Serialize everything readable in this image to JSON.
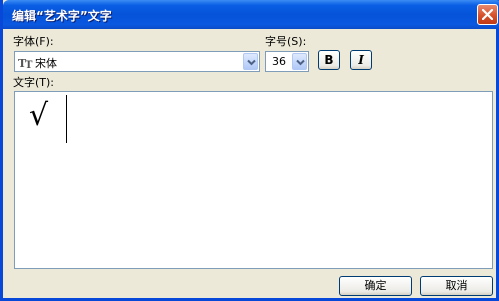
{
  "window": {
    "title": "编辑“艺术字”文字"
  },
  "font": {
    "label": "字体(F):",
    "value": "宋体",
    "type_icon": "Tt"
  },
  "size": {
    "label": "字号(S):",
    "value": "36"
  },
  "format": {
    "bold_label": "B",
    "italic_label": "I"
  },
  "text": {
    "label": "文字(T):",
    "content": "√"
  },
  "buttons": {
    "ok": "确定",
    "cancel": "取消"
  },
  "icons": {
    "close": "close-icon",
    "dropdown": "chevron-down-icon",
    "font_type": "truetype-font-icon"
  },
  "colors": {
    "titlebar": "#0553d8",
    "dialog_bg": "#ece9d8",
    "close": "#d6502c"
  }
}
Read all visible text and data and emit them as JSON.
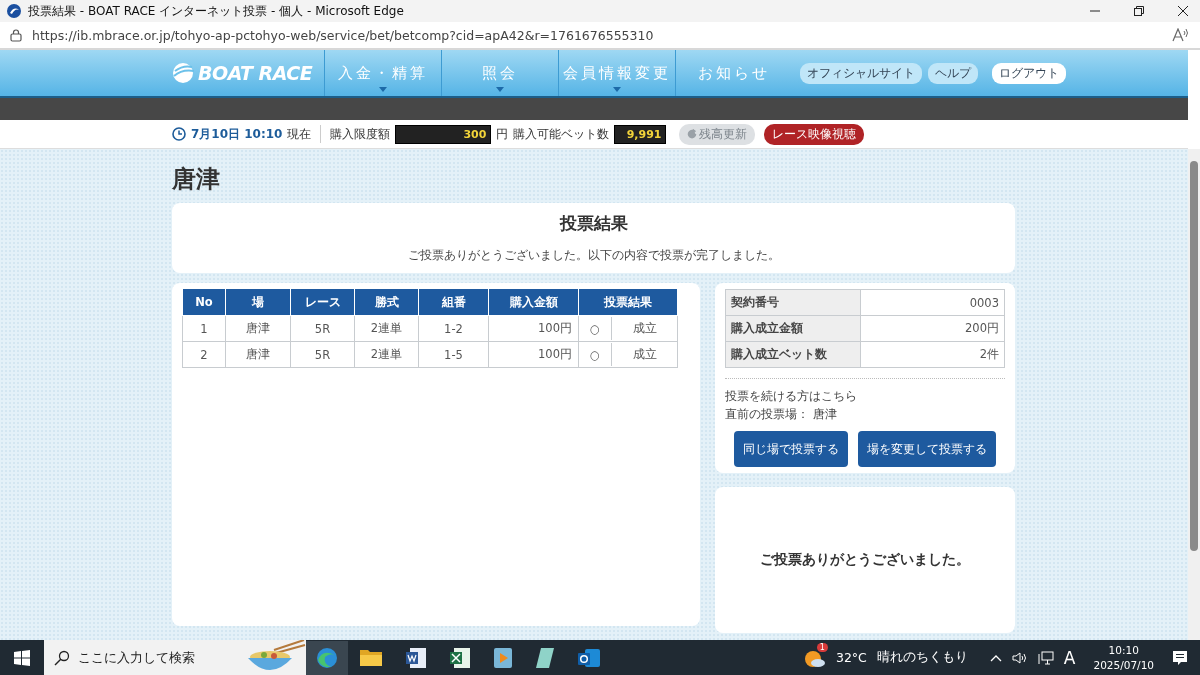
{
  "window": {
    "title": "投票結果 - BOAT RACE インターネット投票 - 個人 - Microsoft Edge"
  },
  "address_bar": {
    "url": "https://ib.mbrace.or.jp/tohyo-ap-pctohyo-web/service/bet/betcomp?cid=apA42&r=1761676555310"
  },
  "nav": {
    "logo": "BOAT RACE",
    "menus": [
      {
        "label": "入金・精算",
        "dropdown": true
      },
      {
        "label": "照会",
        "dropdown": true
      },
      {
        "label": "会員情報変更",
        "dropdown": true
      },
      {
        "label": "お知らせ",
        "dropdown": false
      }
    ],
    "links": [
      {
        "label": "オフィシャルサイト",
        "kind": "pill"
      },
      {
        "label": "ヘルプ",
        "kind": "pill"
      },
      {
        "label": "ログアウト",
        "kind": "logout"
      }
    ]
  },
  "info_bar": {
    "datetime": "7月10日 10:10",
    "now": "現在",
    "limit_label": "購入限度額",
    "limit_value": "300",
    "limit_unit": "円",
    "bets_label": "購入可能ベット数",
    "bets_value": "9,991",
    "buttons": [
      {
        "label": "残高更新",
        "kind": "refresh",
        "disabled": true
      },
      {
        "label": "レース映像視聴",
        "kind": "video",
        "disabled": false
      }
    ]
  },
  "page_title": "唐津",
  "result_card": {
    "title": "投票結果",
    "message": "ご投票ありがとうございました。以下の内容で投票が完了しました。"
  },
  "bets_table": {
    "columns": [
      "No",
      "場",
      "レース",
      "勝式",
      "組番",
      "購入金額",
      "投票結果"
    ],
    "rows": [
      {
        "cells": [
          "1",
          "唐津",
          "5R",
          "2連単",
          "1-2",
          "100円"
        ],
        "result_mark": "○",
        "result": "成立"
      },
      {
        "cells": [
          "2",
          "唐津",
          "5R",
          "2連単",
          "1-5",
          "100円"
        ],
        "result_mark": "○",
        "result": "成立"
      }
    ]
  },
  "summary": {
    "rows": [
      {
        "label": "契約番号",
        "value": "0003"
      },
      {
        "label": "購入成立金額",
        "value": "200円"
      },
      {
        "label": "購入成立ベット数",
        "value": "2件"
      }
    ],
    "continue_text": "投票を続ける方はこちら",
    "previous_venue": "直前の投票場： 唐津",
    "buttons": [
      "同じ場で投票する",
      "場を変更して投票する"
    ]
  },
  "thanks": "ご投票ありがとうございました。",
  "taskbar": {
    "search_placeholder": "ここに入力して検索",
    "weather_badge": "1",
    "temperature": "32°C",
    "weather": "晴れのちくもり",
    "ime": "A",
    "time": "10:10",
    "date": "2025/07/10"
  }
}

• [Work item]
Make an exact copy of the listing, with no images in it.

• [Worked solution]
Serialize everything readable in this image to JSON.
{
  "window": {
    "title": "编辑“艺术字”文字"
  },
  "font": {
    "label": "字体(F):",
    "value": "宋体",
    "type_icon": "Tt"
  },
  "size": {
    "label": "字号(S):",
    "value": "36"
  },
  "format": {
    "bold_label": "B",
    "italic_label": "I"
  },
  "text": {
    "label": "文字(T):",
    "content": "√"
  },
  "buttons": {
    "ok": "确定",
    "cancel": "取消"
  },
  "icons": {
    "close": "close-icon",
    "dropdown": "chevron-down-icon",
    "font_type": "truetype-font-icon"
  },
  "colors": {
    "titlebar": "#0553d8",
    "dialog_bg": "#ece9d8",
    "close": "#d6502c"
  }
}
Read all visible text and data and emit them as JSON.
{
  "window": {
    "title": "投票結果 - BOAT RACE インターネット投票 - 個人 - Microsoft Edge"
  },
  "address_bar": {
    "url": "https://ib.mbrace.or.jp/tohyo-ap-pctohyo-web/service/bet/betcomp?cid=apA42&r=1761676555310"
  },
  "nav": {
    "logo": "BOAT RACE",
    "menus": [
      {
        "label": "入金・精算",
        "dropdown": true
      },
      {
        "label": "照会",
        "dropdown": true
      },
      {
        "label": "会員情報変更",
        "dropdown": true
      },
      {
        "label": "お知らせ",
        "dropdown": false
      }
    ],
    "links": [
      {
        "label": "オフィシャルサイト",
        "kind": "pill"
      },
      {
        "label": "ヘルプ",
        "kind": "pill"
      },
      {
        "label": "ログアウト",
        "kind": "logout"
      }
    ]
  },
  "info_bar": {
    "datetime": "7月10日 10:10",
    "now": "現在",
    "limit_label": "購入限度額",
    "limit_value": "300",
    "limit_unit": "円",
    "bets_label": "購入可能ベット数",
    "bets_value": "9,991",
    "buttons": [
      {
        "label": "残高更新",
        "kind": "refresh",
        "disabled": true
      },
      {
        "label": "レース映像視聴",
        "kind": "video",
        "disabled": false
      }
    ]
  },
  "page_title": "唐津",
  "result_card": {
    "title": "投票結果",
    "message": "ご投票ありがとうございました。以下の内容で投票が完了しました。"
  },
  "bets_table": {
    "columns": [
      "No",
      "場",
      "レース",
      "勝式",
      "組番",
      "購入金額",
      "投票結果"
    ],
    "rows": [
      {
        "cells": [
          "1",
          "唐津",
          "5R",
          "2連単",
          "1-2",
          "100円"
        ],
        "result_mark": "○",
        "result": "成立"
      },
      {
        "cells": [
          "2",
          "唐津",
          "5R",
          "2連単",
          "1-5",
          "100円"
        ],
        "result_mark": "○",
        "result": "成立"
      }
    ]
  },
  "summary": {
    "rows": [
      {
        "label": "契約番号",
        "value": "0003"
      },
      {
        "label": "購入成立金額",
        "value": "200円"
      },
      {
        "label": "購入成立ベット数",
        "value": "2件"
      }
    ],
    "continue_text": "投票を続ける方はこちら",
    "previous_venue": "直前の投票場： 唐津",
    "buttons": [
      "同じ場で投票する",
      "場を変更して投票する"
    ]
  },
  "thanks": "ご投票ありがとうございました。",
  "taskbar": {
    "search_placeholder": "ここに入力して検索",
    "weather_badge": "1",
    "temperature": "32°C",
    "weather": "晴れのちくもり",
    "ime": "A",
    "time": "10:10",
    "date": "2025/07/10"
  }
}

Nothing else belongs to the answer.